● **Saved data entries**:
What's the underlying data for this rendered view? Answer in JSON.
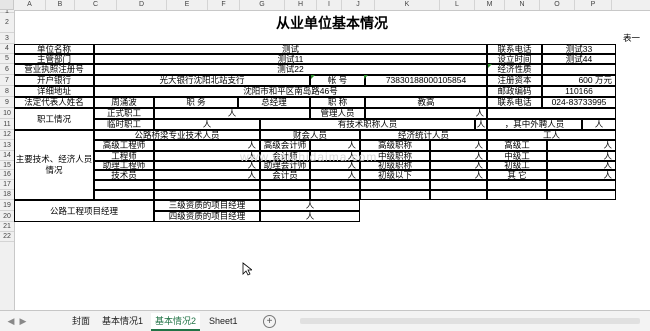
{
  "sheet": {
    "columns": [
      "A",
      "B",
      "C",
      "D",
      "E",
      "F",
      "G",
      "H",
      "I",
      "J",
      "K",
      "L",
      "M",
      "N",
      "O",
      "P"
    ],
    "rows": [
      "1",
      "2",
      "3",
      "4",
      "5",
      "6",
      "7",
      "8",
      "9",
      "10",
      "11",
      "12",
      "13",
      "14",
      "15",
      "16",
      "17",
      "18",
      "19",
      "20",
      "21",
      "22"
    ]
  },
  "form": {
    "title": "从业单位基本情况",
    "table_no": "表一",
    "unit_name_label": "单位名称",
    "unit_name_value": "测试",
    "dept_label": "主管部门",
    "dept_value": "测试11",
    "license_label": "营业执照注册号",
    "license_value": "测试22",
    "bank_label": "开户银行",
    "bank_value": "光大银行沈阳北站支行",
    "account_label": "帐    号",
    "account_value": "73830188000105854",
    "address_label": "详细地址",
    "address_value": "沈阳市和平区南岛路46号",
    "legal_rep_label": "法定代表人姓名",
    "legal_rep_value": "周涌波",
    "position_label": "职    务",
    "position_value": "总经理",
    "title_label": "职    称",
    "title_value": "教高",
    "phone_label": "联系电话",
    "phone_value": "测试33",
    "established_label": "设立时间",
    "established_value": "测试44",
    "econ_nature_label": "经济性质",
    "econ_nature_value": "",
    "reg_capital_label": "注册资本",
    "reg_capital_value": "600 万元",
    "postcode_label": "邮政编码",
    "postcode_value": "110166",
    "contact_phone_label": "联系电话",
    "contact_phone_value": "024-83733995",
    "staff_label": "职工情况",
    "formal_label": "正式职工",
    "temp_label": "临时职工",
    "person_unit": "人",
    "mgmt_label": "管理人员",
    "tech_title_label": "有技术职称人员",
    "outsourced_label": "，其中外聘人员",
    "tech_staff_label": "主要技术、经济人员情况",
    "road_tech_label": "公路桥梁专业技术人员",
    "finance_label": "财会人员",
    "econ_stats_label": "经济统计人员",
    "worker_label": "工人",
    "senior_engineer": "高级工程师",
    "engineer": "工程师",
    "assistant_engineer": "助理工程师",
    "technician": "技术员",
    "senior_accountant": "高级会计师",
    "accountant": "会计师",
    "assistant_accountant": "助理会计师",
    "clerk_accountant": "会计员",
    "senior_title": "高级职称",
    "mid_title": "中级职称",
    "junior_title": "初级职称",
    "below_junior": "初级以下",
    "senior_worker": "高级工",
    "mid_worker": "中级工",
    "junior_worker": "初级工",
    "other_worker": "其    它",
    "pm_label": "公路工程项目经理",
    "pm_grade3": "三级资质的项目经理",
    "pm_grade4": "四级资质的项目经理"
  },
  "watermark": "www.jiaishidaima.com",
  "tabs": {
    "items": [
      "封面",
      "基本情况1",
      "基本情况2",
      "Sheet1"
    ],
    "active": "基本情况2",
    "add_label": "+"
  }
}
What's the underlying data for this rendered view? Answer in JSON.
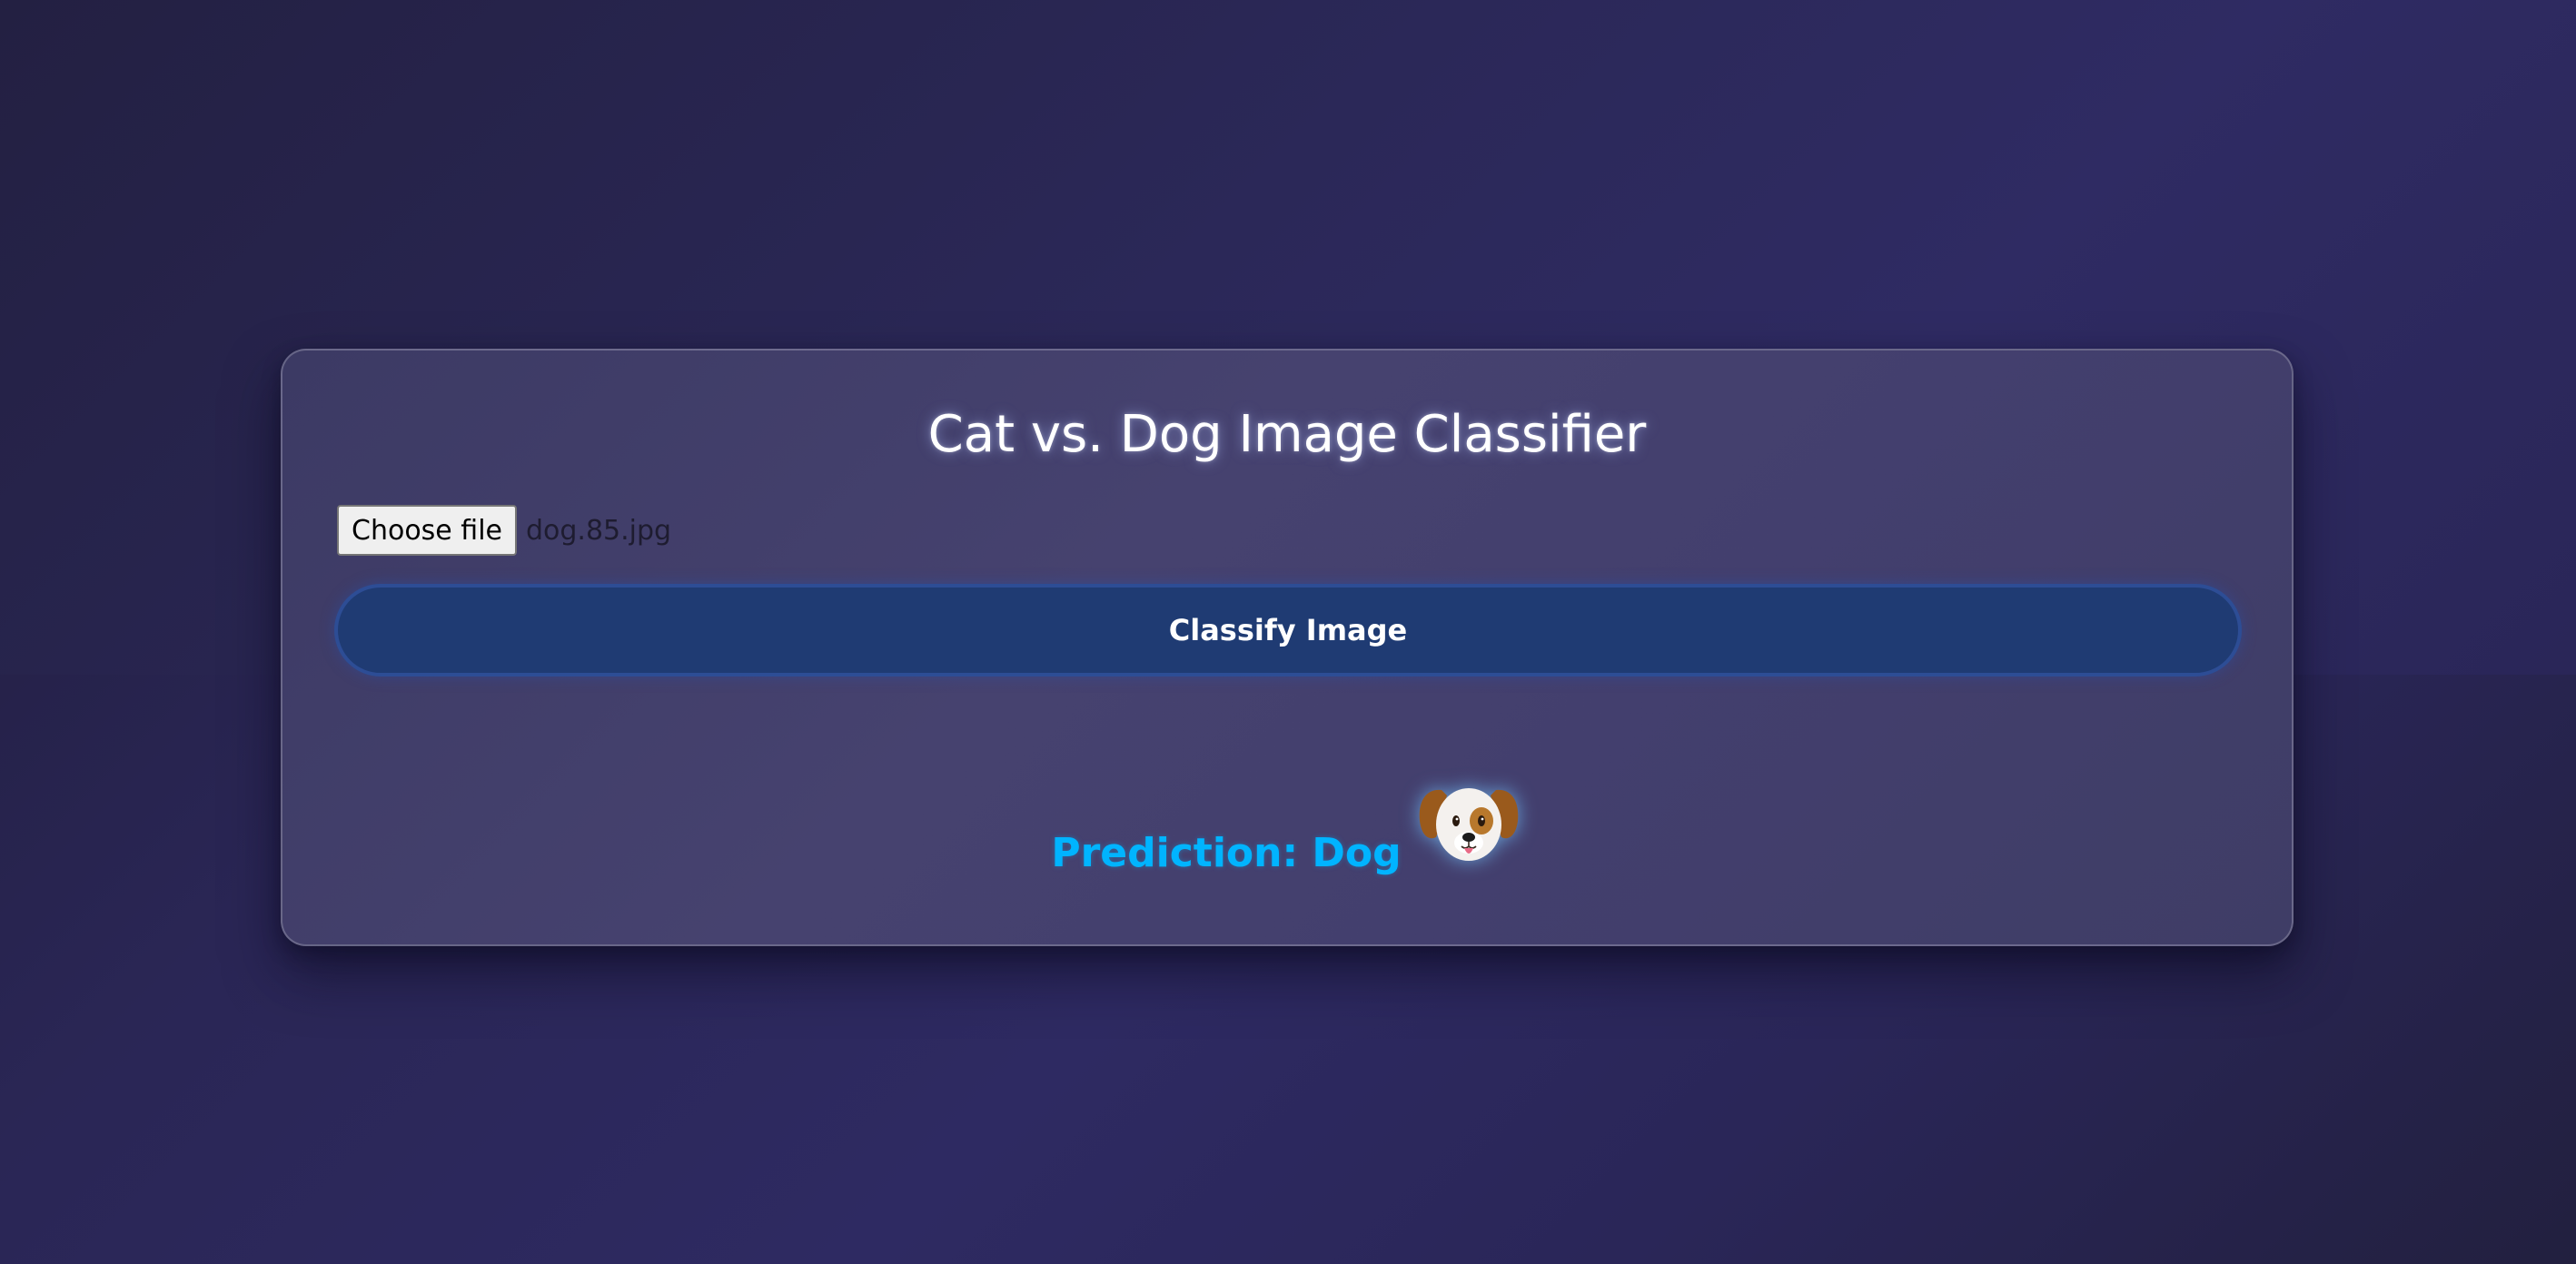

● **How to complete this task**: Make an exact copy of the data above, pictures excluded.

● **Written answer**:
What's the underlying data for this rendered view? Answer in JSON.
{
  "sheet": {
    "columns": [
      "A",
      "B",
      "C",
      "D",
      "E",
      "F",
      "G",
      "H",
      "I",
      "J",
      "K",
      "L",
      "M",
      "N",
      "O",
      "P"
    ],
    "rows": [
      "1",
      "2",
      "3",
      "4",
      "5",
      "6",
      "7",
      "8",
      "9",
      "10",
      "11",
      "12",
      "13",
      "14",
      "15",
      "16",
      "17",
      "18",
      "19",
      "20",
      "21",
      "22"
    ]
  },
  "form": {
    "title": "从业单位基本情况",
    "table_no": "表一",
    "unit_name_label": "单位名称",
    "unit_name_value": "测试",
    "dept_label": "主管部门",
    "dept_value": "测试11",
    "license_label": "营业执照注册号",
    "license_value": "测试22",
    "bank_label": "开户银行",
    "bank_value": "光大银行沈阳北站支行",
    "account_label": "帐    号",
    "account_value": "73830188000105854",
    "address_label": "详细地址",
    "address_value": "沈阳市和平区南岛路46号",
    "legal_rep_label": "法定代表人姓名",
    "legal_rep_value": "周涌波",
    "position_label": "职    务",
    "position_value": "总经理",
    "title_label": "职    称",
    "title_value": "教高",
    "phone_label": "联系电话",
    "phone_value": "测试33",
    "established_label": "设立时间",
    "established_value": "测试44",
    "econ_nature_label": "经济性质",
    "econ_nature_value": "",
    "reg_capital_label": "注册资本",
    "reg_capital_value": "600 万元",
    "postcode_label": "邮政编码",
    "postcode_value": "110166",
    "contact_phone_label": "联系电话",
    "contact_phone_value": "024-83733995",
    "staff_label": "职工情况",
    "formal_label": "正式职工",
    "temp_label": "临时职工",
    "person_unit": "人",
    "mgmt_label": "管理人员",
    "tech_title_label": "有技术职称人员",
    "outsourced_label": "，其中外聘人员",
    "tech_staff_label": "主要技术、经济人员情况",
    "road_tech_label": "公路桥梁专业技术人员",
    "finance_label": "财会人员",
    "econ_stats_label": "经济统计人员",
    "worker_label": "工人",
    "senior_engineer": "高级工程师",
    "engineer": "工程师",
    "assistant_engineer": "助理工程师",
    "technician": "技术员",
    "senior_accountant": "高级会计师",
    "accountant": "会计师",
    "assistant_accountant": "助理会计师",
    "clerk_accountant": "会计员",
    "senior_title": "高级职称",
    "mid_title": "中级职称",
    "junior_title": "初级职称",
    "below_junior": "初级以下",
    "senior_worker": "高级工",
    "mid_worker": "中级工",
    "junior_worker": "初级工",
    "other_worker": "其    它",
    "pm_label": "公路工程项目经理",
    "pm_grade3": "三级资质的项目经理",
    "pm_grade4": "四级资质的项目经理"
  },
  "watermark": "www.jiaishidaima.com",
  "tabs": {
    "items": [
      "封面",
      "基本情况1",
      "基本情况2",
      "Sheet1"
    ],
    "active": "基本情况2",
    "add_label": "+"
  }
}
What's the underlying data for this rendered view? Answer in JSON.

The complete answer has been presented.